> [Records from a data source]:
================================

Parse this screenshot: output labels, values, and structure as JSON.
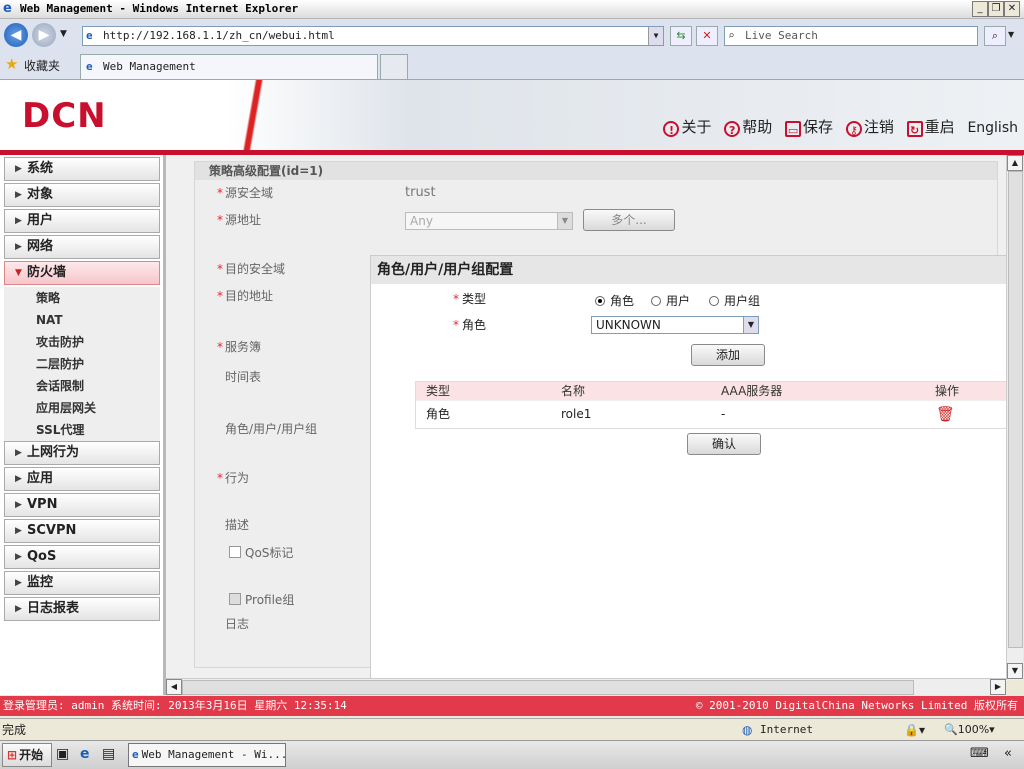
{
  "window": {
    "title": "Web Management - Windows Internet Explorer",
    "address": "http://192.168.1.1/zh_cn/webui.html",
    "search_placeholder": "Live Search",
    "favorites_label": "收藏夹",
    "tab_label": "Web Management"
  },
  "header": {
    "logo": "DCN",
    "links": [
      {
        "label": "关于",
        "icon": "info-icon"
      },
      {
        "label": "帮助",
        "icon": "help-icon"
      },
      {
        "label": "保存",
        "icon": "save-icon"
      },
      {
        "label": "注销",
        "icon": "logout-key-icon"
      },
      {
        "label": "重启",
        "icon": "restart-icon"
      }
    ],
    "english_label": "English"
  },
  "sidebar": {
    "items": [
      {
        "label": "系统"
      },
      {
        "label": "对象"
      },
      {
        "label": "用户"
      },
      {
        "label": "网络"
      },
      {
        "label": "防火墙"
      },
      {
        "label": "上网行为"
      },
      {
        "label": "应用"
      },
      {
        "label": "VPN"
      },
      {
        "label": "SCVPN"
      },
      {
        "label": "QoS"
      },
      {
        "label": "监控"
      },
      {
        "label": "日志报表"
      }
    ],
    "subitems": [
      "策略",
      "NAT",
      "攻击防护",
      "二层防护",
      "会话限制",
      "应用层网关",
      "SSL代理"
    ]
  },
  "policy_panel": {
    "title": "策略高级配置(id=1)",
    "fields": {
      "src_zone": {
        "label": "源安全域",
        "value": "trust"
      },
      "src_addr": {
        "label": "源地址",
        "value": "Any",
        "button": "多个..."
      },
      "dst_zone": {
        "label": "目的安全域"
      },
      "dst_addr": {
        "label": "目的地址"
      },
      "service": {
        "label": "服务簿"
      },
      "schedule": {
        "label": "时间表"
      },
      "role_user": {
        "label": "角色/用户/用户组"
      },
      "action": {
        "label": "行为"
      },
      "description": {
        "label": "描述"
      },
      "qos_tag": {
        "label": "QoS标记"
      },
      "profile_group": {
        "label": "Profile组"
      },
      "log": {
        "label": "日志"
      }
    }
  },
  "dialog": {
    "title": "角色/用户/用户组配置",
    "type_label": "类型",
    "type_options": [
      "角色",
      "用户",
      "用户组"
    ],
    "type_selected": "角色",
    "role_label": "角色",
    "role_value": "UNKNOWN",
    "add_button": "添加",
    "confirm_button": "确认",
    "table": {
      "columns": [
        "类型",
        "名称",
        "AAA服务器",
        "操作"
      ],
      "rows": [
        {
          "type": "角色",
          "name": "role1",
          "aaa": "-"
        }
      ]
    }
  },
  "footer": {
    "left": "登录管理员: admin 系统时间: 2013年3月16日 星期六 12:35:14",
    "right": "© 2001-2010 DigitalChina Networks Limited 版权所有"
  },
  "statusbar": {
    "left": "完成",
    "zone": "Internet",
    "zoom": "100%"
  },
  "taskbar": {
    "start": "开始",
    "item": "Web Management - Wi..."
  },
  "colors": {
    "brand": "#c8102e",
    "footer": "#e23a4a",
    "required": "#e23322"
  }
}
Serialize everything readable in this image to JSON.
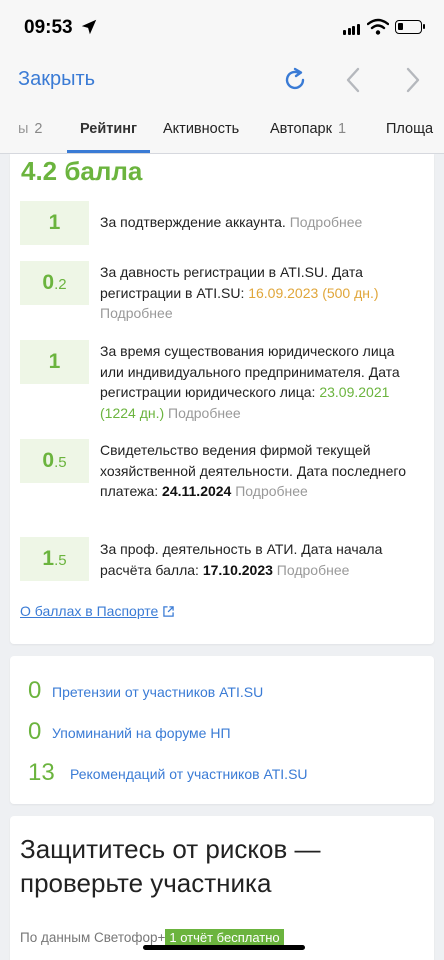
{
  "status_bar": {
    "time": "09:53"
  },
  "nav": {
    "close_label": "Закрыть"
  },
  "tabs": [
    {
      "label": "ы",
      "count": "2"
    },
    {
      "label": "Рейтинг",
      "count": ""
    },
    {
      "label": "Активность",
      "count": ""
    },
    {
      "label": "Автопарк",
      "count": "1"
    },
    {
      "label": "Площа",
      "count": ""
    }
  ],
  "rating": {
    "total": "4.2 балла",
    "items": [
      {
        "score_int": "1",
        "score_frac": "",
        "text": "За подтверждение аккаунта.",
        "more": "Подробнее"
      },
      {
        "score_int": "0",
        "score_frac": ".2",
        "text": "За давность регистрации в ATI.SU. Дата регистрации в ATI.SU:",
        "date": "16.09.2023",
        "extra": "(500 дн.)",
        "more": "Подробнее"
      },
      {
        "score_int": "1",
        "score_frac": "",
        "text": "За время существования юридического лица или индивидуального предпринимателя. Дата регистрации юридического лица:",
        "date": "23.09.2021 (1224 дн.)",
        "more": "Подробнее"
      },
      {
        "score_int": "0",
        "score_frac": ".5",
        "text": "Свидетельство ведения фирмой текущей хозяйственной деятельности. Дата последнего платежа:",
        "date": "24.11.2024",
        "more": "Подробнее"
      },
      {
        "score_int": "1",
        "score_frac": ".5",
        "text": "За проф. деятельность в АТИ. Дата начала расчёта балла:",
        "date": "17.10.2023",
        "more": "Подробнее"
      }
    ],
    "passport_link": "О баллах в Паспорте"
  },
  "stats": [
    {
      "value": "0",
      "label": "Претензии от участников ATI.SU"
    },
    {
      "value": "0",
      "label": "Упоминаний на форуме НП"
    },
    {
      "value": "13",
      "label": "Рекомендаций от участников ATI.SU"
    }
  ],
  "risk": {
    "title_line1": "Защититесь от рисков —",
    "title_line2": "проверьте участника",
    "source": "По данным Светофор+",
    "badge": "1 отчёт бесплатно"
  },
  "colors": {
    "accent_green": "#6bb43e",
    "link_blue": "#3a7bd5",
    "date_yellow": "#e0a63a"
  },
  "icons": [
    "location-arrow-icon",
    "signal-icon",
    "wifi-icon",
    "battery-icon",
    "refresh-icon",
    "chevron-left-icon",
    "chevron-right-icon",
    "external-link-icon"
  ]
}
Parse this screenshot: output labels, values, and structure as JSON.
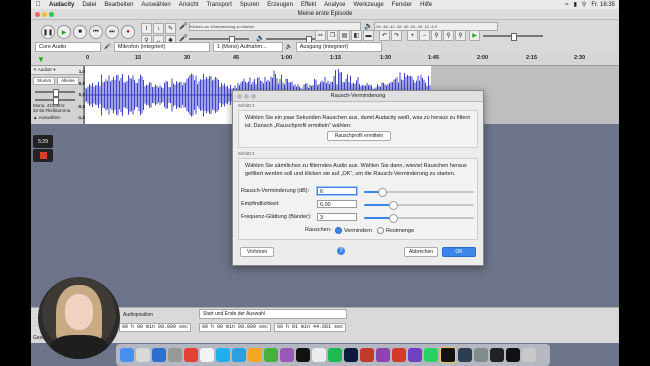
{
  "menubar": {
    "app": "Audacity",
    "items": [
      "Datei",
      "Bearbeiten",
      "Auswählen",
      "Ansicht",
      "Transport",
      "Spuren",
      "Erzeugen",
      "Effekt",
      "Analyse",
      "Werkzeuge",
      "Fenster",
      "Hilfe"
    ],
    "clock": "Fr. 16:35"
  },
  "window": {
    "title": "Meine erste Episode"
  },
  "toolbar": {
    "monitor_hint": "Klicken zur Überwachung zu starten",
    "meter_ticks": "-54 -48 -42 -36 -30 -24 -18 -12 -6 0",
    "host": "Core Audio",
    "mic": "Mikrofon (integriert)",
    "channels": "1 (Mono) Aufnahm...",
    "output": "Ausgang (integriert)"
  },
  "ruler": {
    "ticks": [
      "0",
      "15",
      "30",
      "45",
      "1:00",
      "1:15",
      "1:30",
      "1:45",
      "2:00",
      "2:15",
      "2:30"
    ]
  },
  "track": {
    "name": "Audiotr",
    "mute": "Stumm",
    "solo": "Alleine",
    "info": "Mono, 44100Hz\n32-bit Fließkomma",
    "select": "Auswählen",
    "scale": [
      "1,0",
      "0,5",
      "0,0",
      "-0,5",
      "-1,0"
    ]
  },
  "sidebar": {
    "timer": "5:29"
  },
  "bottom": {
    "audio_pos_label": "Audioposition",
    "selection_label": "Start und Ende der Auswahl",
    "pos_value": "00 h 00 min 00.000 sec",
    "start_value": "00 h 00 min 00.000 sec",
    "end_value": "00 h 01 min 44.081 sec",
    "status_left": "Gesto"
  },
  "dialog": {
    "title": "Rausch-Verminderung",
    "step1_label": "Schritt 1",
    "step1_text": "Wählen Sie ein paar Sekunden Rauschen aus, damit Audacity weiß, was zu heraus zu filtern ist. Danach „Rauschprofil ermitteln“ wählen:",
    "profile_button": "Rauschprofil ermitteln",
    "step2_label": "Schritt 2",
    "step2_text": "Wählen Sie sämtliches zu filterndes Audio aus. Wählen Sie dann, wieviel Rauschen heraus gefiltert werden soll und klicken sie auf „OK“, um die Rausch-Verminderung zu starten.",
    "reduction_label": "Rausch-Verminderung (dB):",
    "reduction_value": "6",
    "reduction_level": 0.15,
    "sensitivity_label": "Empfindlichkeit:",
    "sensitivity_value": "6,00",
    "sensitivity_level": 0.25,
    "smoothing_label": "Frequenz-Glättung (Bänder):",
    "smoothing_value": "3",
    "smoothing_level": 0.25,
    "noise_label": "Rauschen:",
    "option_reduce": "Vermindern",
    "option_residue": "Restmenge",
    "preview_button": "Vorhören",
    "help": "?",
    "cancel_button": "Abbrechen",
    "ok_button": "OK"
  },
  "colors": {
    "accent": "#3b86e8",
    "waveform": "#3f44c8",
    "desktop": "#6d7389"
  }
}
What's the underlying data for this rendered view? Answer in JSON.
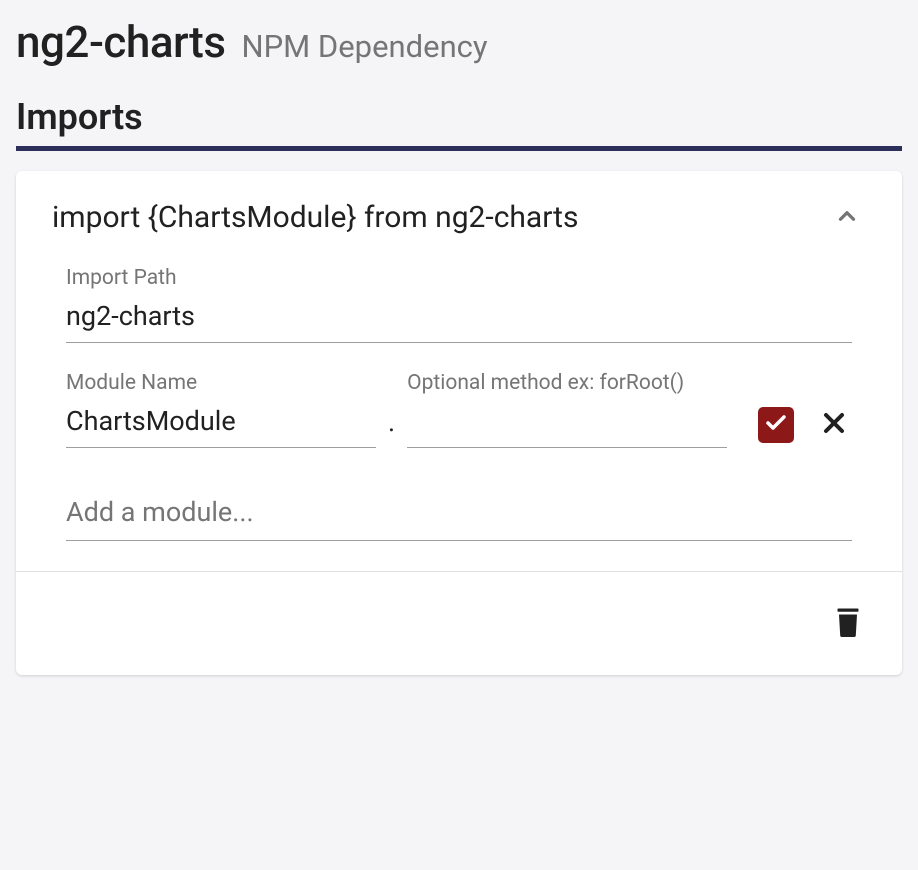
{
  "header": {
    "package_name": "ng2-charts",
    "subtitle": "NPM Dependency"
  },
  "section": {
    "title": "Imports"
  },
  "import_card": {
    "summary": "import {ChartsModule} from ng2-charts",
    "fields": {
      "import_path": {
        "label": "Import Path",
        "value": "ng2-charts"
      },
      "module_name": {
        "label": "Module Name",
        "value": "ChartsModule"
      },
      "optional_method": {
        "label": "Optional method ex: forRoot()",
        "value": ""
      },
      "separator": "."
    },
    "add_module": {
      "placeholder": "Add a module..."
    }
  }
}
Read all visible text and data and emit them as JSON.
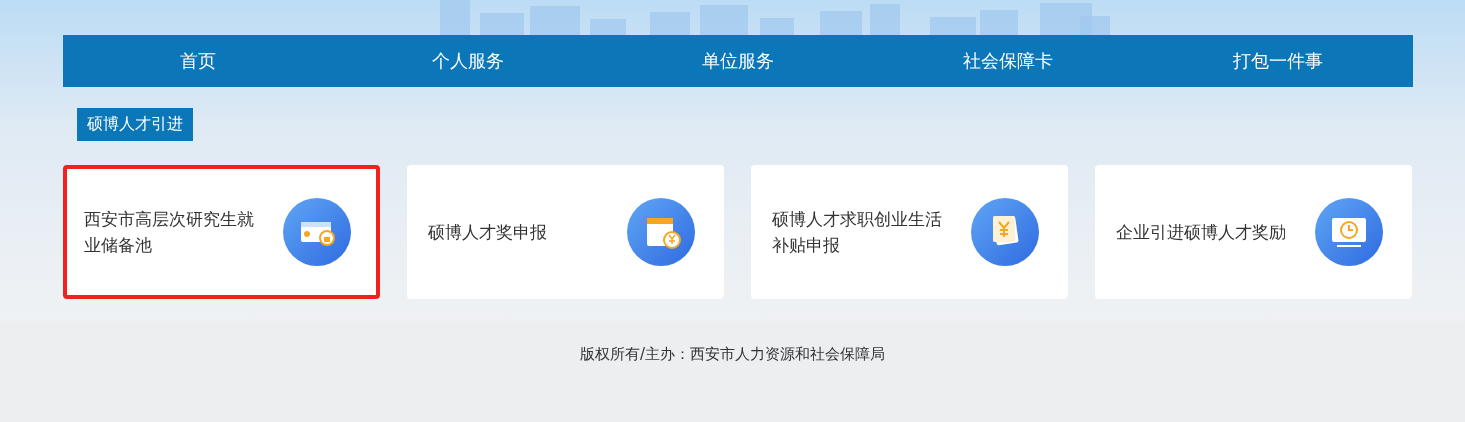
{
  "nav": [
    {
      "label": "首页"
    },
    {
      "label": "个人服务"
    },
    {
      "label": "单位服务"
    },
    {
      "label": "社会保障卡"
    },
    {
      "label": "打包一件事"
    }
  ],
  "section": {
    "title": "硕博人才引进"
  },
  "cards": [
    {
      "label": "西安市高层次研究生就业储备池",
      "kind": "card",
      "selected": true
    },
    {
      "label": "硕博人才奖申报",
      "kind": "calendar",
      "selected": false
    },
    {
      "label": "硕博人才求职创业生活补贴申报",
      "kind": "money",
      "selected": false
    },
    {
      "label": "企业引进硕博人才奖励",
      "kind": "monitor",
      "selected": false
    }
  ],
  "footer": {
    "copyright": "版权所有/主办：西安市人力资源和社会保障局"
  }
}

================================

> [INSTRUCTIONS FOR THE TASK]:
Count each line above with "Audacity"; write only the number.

> [ANSWER SECTION]:
2